• **TASK INSTRUCTIONS**
Please retype each record exactly as it stands below.

• **PROVIDED DATA**
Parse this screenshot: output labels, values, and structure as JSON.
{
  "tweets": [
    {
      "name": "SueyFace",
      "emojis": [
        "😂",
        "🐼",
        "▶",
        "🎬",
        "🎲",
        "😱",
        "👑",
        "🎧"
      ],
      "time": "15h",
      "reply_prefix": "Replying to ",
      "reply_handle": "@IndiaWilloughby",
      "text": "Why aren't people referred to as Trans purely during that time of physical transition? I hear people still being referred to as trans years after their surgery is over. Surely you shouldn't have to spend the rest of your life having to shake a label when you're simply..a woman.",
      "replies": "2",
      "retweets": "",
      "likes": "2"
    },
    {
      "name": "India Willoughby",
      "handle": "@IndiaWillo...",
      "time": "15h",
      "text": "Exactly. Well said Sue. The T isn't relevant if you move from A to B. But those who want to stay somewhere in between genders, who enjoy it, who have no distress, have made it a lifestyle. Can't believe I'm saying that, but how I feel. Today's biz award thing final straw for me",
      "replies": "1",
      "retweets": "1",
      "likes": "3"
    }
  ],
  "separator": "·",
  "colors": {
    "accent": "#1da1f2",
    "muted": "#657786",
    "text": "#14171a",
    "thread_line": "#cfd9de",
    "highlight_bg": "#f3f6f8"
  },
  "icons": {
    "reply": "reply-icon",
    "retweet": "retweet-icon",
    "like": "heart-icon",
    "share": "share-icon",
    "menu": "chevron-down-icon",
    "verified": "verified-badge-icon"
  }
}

• **PROBLEM SOLUTION**
Parse this screenshot: output labels, values, and structure as JSON.
{
  "tweets": [
    {
      "name": "SueyFace",
      "emojis": [
        "😂",
        "🐼",
        "▶",
        "🎬",
        "🎲",
        "😱",
        "👑",
        "🎧"
      ],
      "time": "15h",
      "reply_prefix": "Replying to ",
      "reply_handle": "@IndiaWilloughby",
      "text": "Why aren't people referred to as Trans purely during that time of physical transition? I hear people still being referred to as trans years after their surgery is over. Surely you shouldn't have to spend the rest of your life having to shake a label when you're simply..a woman.",
      "replies": "2",
      "retweets": "",
      "likes": "2"
    },
    {
      "name": "India Willoughby",
      "handle": "@IndiaWillo...",
      "time": "15h",
      "text": "Exactly. Well said Sue. The T isn't relevant if you move from A to B. But those who want to stay somewhere in between genders, who enjoy it, who have no distress, have made it a lifestyle. Can't believe I'm saying that, but how I feel. Today's biz award thing final straw for me",
      "replies": "1",
      "retweets": "1",
      "likes": "3"
    }
  ],
  "separator": "·",
  "colors": {
    "accent": "#1da1f2",
    "muted": "#657786",
    "text": "#14171a",
    "thread_line": "#cfd9de",
    "highlight_bg": "#f3f6f8"
  },
  "icons": {
    "reply": "reply-icon",
    "retweet": "retweet-icon",
    "like": "heart-icon",
    "share": "share-icon",
    "menu": "chevron-down-icon",
    "verified": "verified-badge-icon"
  }
}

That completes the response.